Task statement: Within the listing that follows, state how many lines include the word "National"; write only that number.

Provided records:

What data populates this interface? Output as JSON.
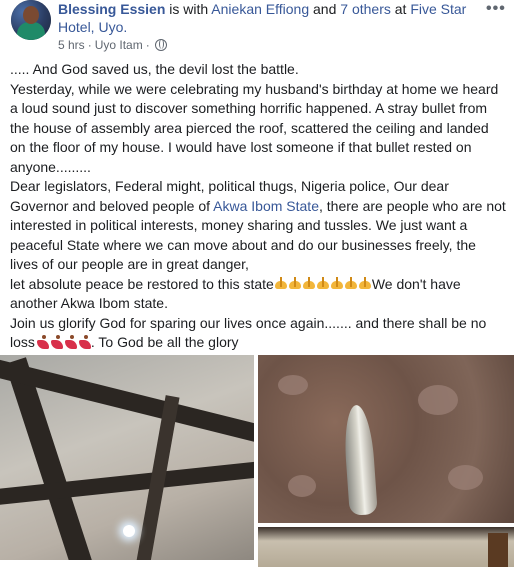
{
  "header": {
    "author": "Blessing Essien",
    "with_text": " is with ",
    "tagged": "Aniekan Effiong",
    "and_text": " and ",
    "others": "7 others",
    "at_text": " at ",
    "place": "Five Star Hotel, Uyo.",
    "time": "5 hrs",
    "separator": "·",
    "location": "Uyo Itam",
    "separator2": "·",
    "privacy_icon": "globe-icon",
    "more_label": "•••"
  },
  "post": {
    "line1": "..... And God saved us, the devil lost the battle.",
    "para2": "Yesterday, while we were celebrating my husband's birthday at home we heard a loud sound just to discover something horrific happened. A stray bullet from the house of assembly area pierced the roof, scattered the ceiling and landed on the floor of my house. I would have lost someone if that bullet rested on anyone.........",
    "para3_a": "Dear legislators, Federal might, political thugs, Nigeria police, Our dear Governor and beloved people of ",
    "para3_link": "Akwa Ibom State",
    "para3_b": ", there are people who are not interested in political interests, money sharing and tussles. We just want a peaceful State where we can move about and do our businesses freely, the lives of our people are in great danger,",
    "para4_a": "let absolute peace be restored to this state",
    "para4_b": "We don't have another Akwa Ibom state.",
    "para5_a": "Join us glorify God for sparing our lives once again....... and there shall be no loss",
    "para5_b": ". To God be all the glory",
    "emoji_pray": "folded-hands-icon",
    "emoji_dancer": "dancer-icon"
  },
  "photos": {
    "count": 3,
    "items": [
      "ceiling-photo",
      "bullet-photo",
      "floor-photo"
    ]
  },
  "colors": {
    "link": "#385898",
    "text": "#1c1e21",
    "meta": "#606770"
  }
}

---

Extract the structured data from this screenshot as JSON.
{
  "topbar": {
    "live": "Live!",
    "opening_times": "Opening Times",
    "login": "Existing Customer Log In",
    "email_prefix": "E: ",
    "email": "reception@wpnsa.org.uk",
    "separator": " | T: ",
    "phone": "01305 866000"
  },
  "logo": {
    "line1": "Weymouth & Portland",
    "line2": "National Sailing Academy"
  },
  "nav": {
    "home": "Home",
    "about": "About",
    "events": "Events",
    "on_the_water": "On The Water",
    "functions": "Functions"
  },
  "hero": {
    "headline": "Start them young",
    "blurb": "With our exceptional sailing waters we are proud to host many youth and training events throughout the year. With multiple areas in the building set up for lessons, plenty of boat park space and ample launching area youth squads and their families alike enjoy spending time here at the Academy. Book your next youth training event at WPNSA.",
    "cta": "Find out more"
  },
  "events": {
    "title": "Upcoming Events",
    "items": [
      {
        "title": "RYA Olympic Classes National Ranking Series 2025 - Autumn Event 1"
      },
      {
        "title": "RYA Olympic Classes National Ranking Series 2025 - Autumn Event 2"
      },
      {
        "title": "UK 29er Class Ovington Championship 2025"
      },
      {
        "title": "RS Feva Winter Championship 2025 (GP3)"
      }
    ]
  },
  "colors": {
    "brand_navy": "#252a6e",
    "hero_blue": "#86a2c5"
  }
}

Solved problem: 3